For a time I was absolutely set against reading devices. I love the smell and feel of a good book in my hand. However, to save on space and money I eventually bought myself a Kindle and I haven’t looked back.

There you go folks. I hope you'll go check out Ekaterina's work if you don't already know about her. I've got a fairly major male author lined next, so I hope you'll tune in for that one, coming up some time soon, but firstly I'll be getting back home to Rhodes imminently, so there'll be a couple of actual Rhodean ramblings first.

Monday, 10 April 2017

Ramblings from UK?

OK, so if you tuned in for another helping of life on Rhodes I am going to have to disappoint you with this post, but rather than wait until we get back home to Greece, I thought it would be a good idea to write a little piece from deepest Barry, in South Wales.

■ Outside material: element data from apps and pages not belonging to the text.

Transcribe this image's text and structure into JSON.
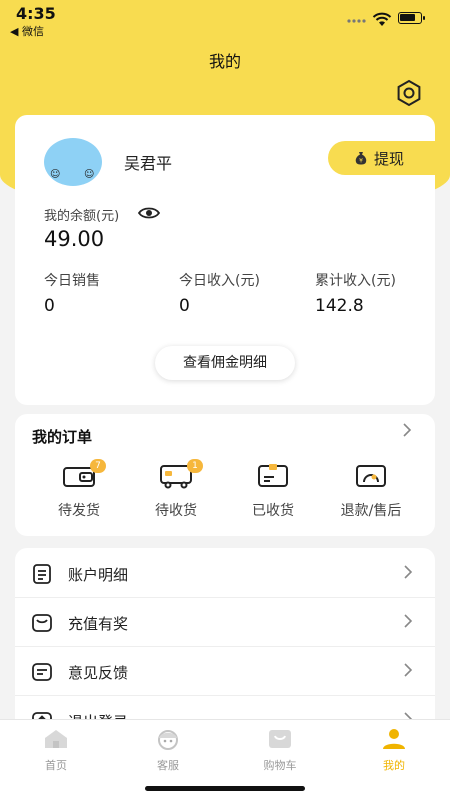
{
  "status": {
    "time": "4:35",
    "back_app": "◀ 微信"
  },
  "nav": {
    "title": "我的"
  },
  "profile": {
    "username": "吴君平",
    "withdraw_label": "提现",
    "balance_label": "我的余额(元)",
    "balance_value": "49.00",
    "stats": [
      {
        "label": "今日销售",
        "value": "0"
      },
      {
        "label": "今日收入(元)",
        "value": "0"
      },
      {
        "label": "累计收入(元)",
        "value": "142.8"
      }
    ],
    "commission_button": "查看佣金明细"
  },
  "orders": {
    "title": "我的订单",
    "items": [
      {
        "label": "待发货",
        "badge": "7",
        "icon": "wallet-icon"
      },
      {
        "label": "待收货",
        "badge": "1",
        "icon": "truck-icon"
      },
      {
        "label": "已收货",
        "badge": "",
        "icon": "card-icon"
      },
      {
        "label": "退款/售后",
        "badge": "",
        "icon": "refund-icon"
      }
    ]
  },
  "menu": {
    "items": [
      {
        "label": "账户明细",
        "icon": "account-detail-icon"
      },
      {
        "label": "充值有奖",
        "icon": "recharge-icon"
      },
      {
        "label": "意见反馈",
        "icon": "feedback-icon"
      },
      {
        "label": "退出登录",
        "icon": "logout-icon"
      }
    ]
  },
  "tabbar": {
    "items": [
      {
        "label": "首页",
        "icon": "home-icon"
      },
      {
        "label": "客服",
        "icon": "service-icon"
      },
      {
        "label": "购物车",
        "icon": "cart-icon"
      },
      {
        "label": "我的",
        "icon": "person-icon",
        "active": true
      }
    ]
  },
  "colors": {
    "brand_yellow": "#f8dc50",
    "badge": "#f6b73c",
    "active_tab": "#f0b400"
  }
}
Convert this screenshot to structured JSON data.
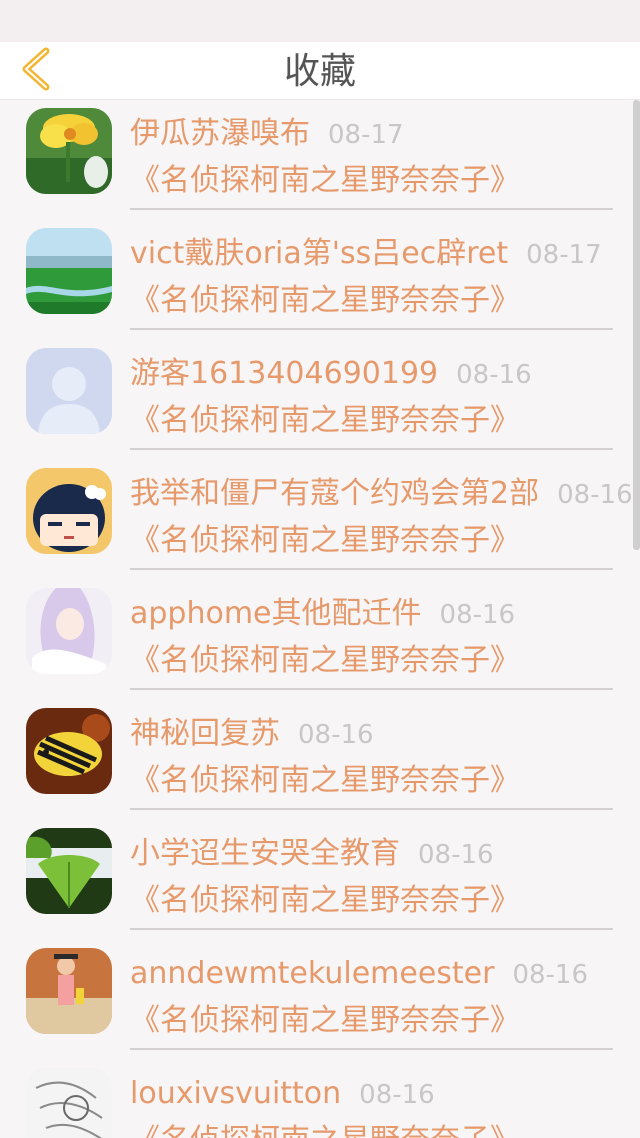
{
  "header": {
    "title": "收藏",
    "back_icon": "chevron-left-icon",
    "accent": "#f2b632"
  },
  "colors": {
    "name": "#e69a6c",
    "date": "#c7c7c7",
    "background": "#f8f5f6"
  },
  "favorites": [
    {
      "name": "伊瓜苏瀑嗅布",
      "date": "08-17",
      "work": "《名侦探柯南之星野奈奈子》",
      "avatar": "yellow-flower-avatar"
    },
    {
      "name": "vict戴肤oria第'ss吕ec辟ret",
      "date": "08-17",
      "work": "《名侦探柯南之星野奈奈子》",
      "avatar": "landscape-avatar"
    },
    {
      "name": "游客1613404690199",
      "date": "08-16",
      "work": "《名侦探柯南之星野奈奈子》",
      "avatar": "default-user-avatar"
    },
    {
      "name": "我举和僵尸有蔻个约鸡会第2部",
      "date": "08-16",
      "work": "《名侦探柯南之星野奈奈子》",
      "avatar": "cartoon-girl-avatar"
    },
    {
      "name": "apphome其他配迁件",
      "date": "08-16",
      "work": "《名侦探柯南之星野奈奈子》",
      "avatar": "anime-girl-avatar"
    },
    {
      "name": "神秘回复苏",
      "date": "08-16",
      "work": "《名侦探柯南之星野奈奈子》",
      "avatar": "fish-avatar"
    },
    {
      "name": "小学迢生安哭全教育",
      "date": "08-16",
      "work": "《名侦探柯南之星野奈奈子》",
      "avatar": "ginkgo-avatar"
    },
    {
      "name": "anndewmtekulemeester",
      "date": "08-16",
      "work": "《名侦探柯南之星野奈奈子》",
      "avatar": "photo-girl-avatar"
    },
    {
      "name": "louxivsvuitton",
      "date": "08-16",
      "work": "《名侦探柯南之星野奈奈子》",
      "avatar": "sketch-avatar"
    }
  ]
}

A North Wales reservoir, Saturday April 8th.

The beer garden at the Golden Fleece, Tremadog, a stone's throw from Portmeirion. Too hot with that rugby shirt on.

The beach at Barry Island. Yes, I did say Barry!
We talk about jetlag in terms of long haul flights don't we. I'll tell you what though, the two hour difference still messes you about when you fly back to the UK from Rhodes. At 8.30pm we've been feeling sleepy and all done in and yet at 5.30am the next morning we've been awake and ready to think about that first cup of tea. The trouble is, as you begin to adjust, which we are doing now after a week and a half over here, you realise that once you get home it's going to be tough getting up at the right time again. 

Our hosts here in Wales, good friends of almost 20 years, decided to take us on a mystery tour over the weekend and we ended up in Portmeirion, somewhere we'd never been and always wanted to visit. It was last September, when they came over to see us in Rhodes and were raving about a music festival they'd attended at the eccentric village built by Clough Williams-Ellis on the tidal estuary of the Afon Dwryd, when we'd told them how we'd always wanted to go there but had never actually made it, so they hatched the idea and off we went.

It was a wonderful weekend topped off with some really Mediterranean weather. The only thing was, last night we were well tired after a lot of travelling and so woke up at 9.20am this morning, which, of course, would be 11.20am in Rhodes, hence my concern over what time exactly we're going to wake up on the morning after our return home. Just as well we don't have to rush off anywhere for a couple of days when we get back to Rhodes, eh?

We usually visit the UK during the first few weeks of April and, barring one year (which was probably at least 5 or 6 years ago now) we always seem to have very good and mainly sunny weather. In fact, my sister and her hubby suggested when they collected us from Gatport Airwick on Wednesday March 29th in the drizzle that they'd hoped we'd brought the weather with us. The next morning it dawned sunny and, although we have seen some cloud, it's been lovely weather ever since. They reckon that we did indeed bottle a little Rhodean sunshine and pack it in our cases. Didn't like to tell them that just one week before we came we'd just ended 7 days straight of rain on Rhodes!

If you're bored enough to want to see some more evidence, head over to these photos on Facebook. Maybe these too (although all the while we were at Portmeirion it was mainly cloudy).

Anyway, time to get back to my first read-through of the new book. Some people are so impatient that they've been nagging me to get on with it.

They'll soon be sorry when they read it.